Pete's News

ALL THE NEWS THAT'S FIT TO PRINT 
AND SOME THAT AIN'T


Howdy folks! This here's ol' Pete and Rosebud comin' at you again!

Did you notice that it turned off spring last Monday? It did. I always 'member spring cause Grandaddy always made such a big deal out of it. He'd have all us young'uns to stay the night at his and Granny's house and he'd wake us all up in the middle of the night. Yeah, he'd make us get up outta bed and get woke up so we could see the changin' of the season as he called it. I reckon most people would think he was a little on the peculiar side, and I'll have to admit he could be about a few things. Not about everthing, mind you, but there was a few things he was just plum odd about. Gettin' up in the middle of the night to watch spring come in was one of 'em.

I don't remember there bein' much to see when spring did get there. It wasn't like Santy Claus come and put presents in your stockin's or nothin' like that, but I remember it bein' fun. I know all us cousins really looked for'ds to it. It was kinda like it was our special holiday and it was about the only time the whole bunch of us got together. Well, 'course we got together at Christmas, but it wasn't the same. Our mamas and daddies would keep a purty tight rein on us when we gathered up at Granny and Grandaddy's for Christmas. They said we got way too rowdy when we was all together like that. Said we got into too much trouble. I don't know if we did or not, we prob'ly did, but Granny and Grandaddy didn't seem to care if we did or not. And they shore didn't at the changin' of the season.

There was a bunch of us cousins back then, eight or ten as I remember, and we was all about the same size. When we was still little, we'd pile up in that back bedroom at Granny's, the one that had the big featherbed Oh, that featherbed was a fine thing. She'd always make it up sidewaysards when we was together like that and there'd be six or seven of us piled up head to foot on it. The two or three biggest ones of us would sleep on pallets on the floor, what little sleepin' was done that night. We always thought gettin' to sleep on the floor was a big deal. You wasn't allowed to sleep on the floor when you was little so when you got finally got big enough, we thought it was a sign you was about grown.

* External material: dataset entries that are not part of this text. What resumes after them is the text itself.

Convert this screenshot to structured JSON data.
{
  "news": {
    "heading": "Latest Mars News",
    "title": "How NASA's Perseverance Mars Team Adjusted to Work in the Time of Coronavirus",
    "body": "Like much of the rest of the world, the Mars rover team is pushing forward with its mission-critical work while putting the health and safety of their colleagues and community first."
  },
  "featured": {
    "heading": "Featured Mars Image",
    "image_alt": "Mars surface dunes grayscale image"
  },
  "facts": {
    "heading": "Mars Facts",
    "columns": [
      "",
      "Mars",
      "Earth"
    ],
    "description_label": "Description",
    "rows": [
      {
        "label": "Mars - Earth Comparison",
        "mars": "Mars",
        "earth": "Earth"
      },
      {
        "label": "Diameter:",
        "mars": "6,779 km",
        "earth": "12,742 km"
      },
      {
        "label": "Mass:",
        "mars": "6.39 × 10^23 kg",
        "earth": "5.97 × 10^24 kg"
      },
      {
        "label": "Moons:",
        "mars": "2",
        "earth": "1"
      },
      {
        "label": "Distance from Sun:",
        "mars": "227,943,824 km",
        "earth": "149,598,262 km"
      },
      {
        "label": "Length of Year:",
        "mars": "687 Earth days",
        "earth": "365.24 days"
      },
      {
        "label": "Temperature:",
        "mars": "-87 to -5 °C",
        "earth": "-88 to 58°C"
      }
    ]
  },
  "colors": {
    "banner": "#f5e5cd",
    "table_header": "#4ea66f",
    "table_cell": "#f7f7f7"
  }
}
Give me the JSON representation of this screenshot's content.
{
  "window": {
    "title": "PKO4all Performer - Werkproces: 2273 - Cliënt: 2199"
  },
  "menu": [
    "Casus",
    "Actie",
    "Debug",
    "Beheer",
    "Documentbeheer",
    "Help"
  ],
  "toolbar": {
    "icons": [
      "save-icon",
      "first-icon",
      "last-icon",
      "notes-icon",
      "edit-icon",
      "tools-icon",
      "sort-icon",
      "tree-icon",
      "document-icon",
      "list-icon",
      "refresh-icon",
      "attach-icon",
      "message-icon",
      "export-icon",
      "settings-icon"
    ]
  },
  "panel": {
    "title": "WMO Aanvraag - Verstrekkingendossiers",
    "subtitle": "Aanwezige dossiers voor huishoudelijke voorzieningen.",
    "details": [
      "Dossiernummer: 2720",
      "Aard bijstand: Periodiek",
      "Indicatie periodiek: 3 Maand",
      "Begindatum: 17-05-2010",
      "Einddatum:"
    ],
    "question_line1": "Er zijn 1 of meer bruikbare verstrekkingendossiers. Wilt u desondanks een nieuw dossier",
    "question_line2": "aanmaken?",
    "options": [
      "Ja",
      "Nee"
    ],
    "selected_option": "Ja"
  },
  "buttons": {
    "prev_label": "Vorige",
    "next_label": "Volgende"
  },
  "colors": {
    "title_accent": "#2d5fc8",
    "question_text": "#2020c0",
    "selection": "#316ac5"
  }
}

Not that it made any difference in the amount of sleep you got. There wasn't none of us got much sleep on them nights anyway, what with all of us carryin' on the way we did. I guess that's what our mamas and daddies was talkin' about. We'd be back there gigglin' and pokin' one another in the ribs, keepin' each other awake 'til all hours of the night. Why I reckon sometimes we didn't get to sleep 'til ten or 'leven o'clock. Then, about the time we'd get settled down some, Grandaddy would come in there bangin' a big spoon on one of Granny's pots and wake us all up.

That prob'ly sounds strange to you, but him wakin' us up like that was my favoritest part. I knowed that Granny would have biggest ol' breakfast fixed that you ever saw. It didn't matter if it was the middle of the night, when we woke up she had everthing ready and on the table—aigs and sausage and hawg jaw bacon, biscuits and gravy and grits and surp and I don't know what all. It was more stuff than all of us could eat, I know that. There was always lots of coffee, too, but it wasn't like the coffee everbody drinks nowadays. Granny's coffee was the kind where you throw a handful of coffee in a pot of water and boil it 'til it turns black. It was kinda strong to my way of thinkin', but that wasn't no problem. I'd just skim a little cream off'n the top of the milk and pour it in it 'til I got it where I wanted it.

I'll tell you that it was one fine breakfast. I mean fine. I can just about taste it now. Grandaddy called it his changin' of the season midnight breakfast. I think it was after midnight, like on toward three or four o'clock, but it was a special breakfast, and we all had to get up and eat a good stout breakfast so we'd be ready to meet spring head on. And we did.

We'd eat till we couldn't eat no more, 'til maybe four or five o'clock, still before sunup, and then Grandaddy would take us all out on the front porch. We'd line up along the edge of the porch and keep a watch out toward the east. We'd dangle our feet off the edge and wait for the sun to come up. 'Course that was still a ways off, but Grandaddy would tell us stories about what it was like in the olden days, back when he was a boy, and we'd set there listenin' and hangin' on ever word, waitin' for sunup. Finally it'd lighten up and we'd watch 'til it finally peeked over the edge of the world and when it did, we'd jump up and holler as loud as we could.

Ah, them was the good ol' days. People don't do things like that no more I guess. I know I don't. There ain't nobody up here on the place but me and my mule Rosebud and I shore ain't gonna wake her up in the middle of the night so we can go set on the porch and wait for sunup. Not hardly.

But it don't matter. I've still got them good ol' days up here in my head. Always will, I reckon.

You can contact Pete and Rosebud by email at
bstover43@yahoo.com